**TASK**
The data below is to be set down exactly.

Segment Start: INFORMATION

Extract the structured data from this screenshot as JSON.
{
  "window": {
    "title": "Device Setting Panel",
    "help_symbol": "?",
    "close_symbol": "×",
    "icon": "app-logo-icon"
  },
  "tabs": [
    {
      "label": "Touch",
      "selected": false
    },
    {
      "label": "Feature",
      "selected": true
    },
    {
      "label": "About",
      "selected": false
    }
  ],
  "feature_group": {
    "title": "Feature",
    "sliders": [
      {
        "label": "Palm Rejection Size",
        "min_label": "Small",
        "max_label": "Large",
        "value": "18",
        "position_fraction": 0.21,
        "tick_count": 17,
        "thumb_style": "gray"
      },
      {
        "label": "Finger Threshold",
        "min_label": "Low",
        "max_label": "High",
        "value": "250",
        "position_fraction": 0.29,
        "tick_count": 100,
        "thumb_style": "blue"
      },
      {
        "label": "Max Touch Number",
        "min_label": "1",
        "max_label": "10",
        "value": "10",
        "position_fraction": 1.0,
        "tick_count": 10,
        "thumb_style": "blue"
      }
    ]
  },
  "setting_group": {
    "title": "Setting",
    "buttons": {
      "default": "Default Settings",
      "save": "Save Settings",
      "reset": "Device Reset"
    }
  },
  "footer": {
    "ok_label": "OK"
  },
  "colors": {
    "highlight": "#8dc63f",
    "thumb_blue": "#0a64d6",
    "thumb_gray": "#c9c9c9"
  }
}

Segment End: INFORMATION

**EXERCISE ANSWER**
Extract the structured data from this screenshot as JSON.
{
  "window": {
    "title": "Device Setting Panel",
    "help_symbol": "?",
    "close_symbol": "×",
    "icon": "app-logo-icon"
  },
  "tabs": [
    {
      "label": "Touch",
      "selected": false
    },
    {
      "label": "Feature",
      "selected": true
    },
    {
      "label": "About",
      "selected": false
    }
  ],
  "feature_group": {
    "title": "Feature",
    "sliders": [
      {
        "label": "Palm Rejection Size",
        "min_label": "Small",
        "max_label": "Large",
        "value": "18",
        "position_fraction": 0.21,
        "tick_count": 17,
        "thumb_style": "gray"
      },
      {
        "label": "Finger Threshold",
        "min_label": "Low",
        "max_label": "High",
        "value": "250",
        "position_fraction": 0.29,
        "tick_count": 100,
        "thumb_style": "blue"
      },
      {
        "label": "Max Touch Number",
        "min_label": "1",
        "max_label": "10",
        "value": "10",
        "position_fraction": 1.0,
        "tick_count": 10,
        "thumb_style": "blue"
      }
    ]
  },
  "setting_group": {
    "title": "Setting",
    "buttons": {
      "default": "Default Settings",
      "save": "Save Settings",
      "reset": "Device Reset"
    }
  },
  "footer": {
    "ok_label": "OK"
  },
  "colors": {
    "highlight": "#8dc63f",
    "thumb_blue": "#0a64d6",
    "thumb_gray": "#c9c9c9"
  }
}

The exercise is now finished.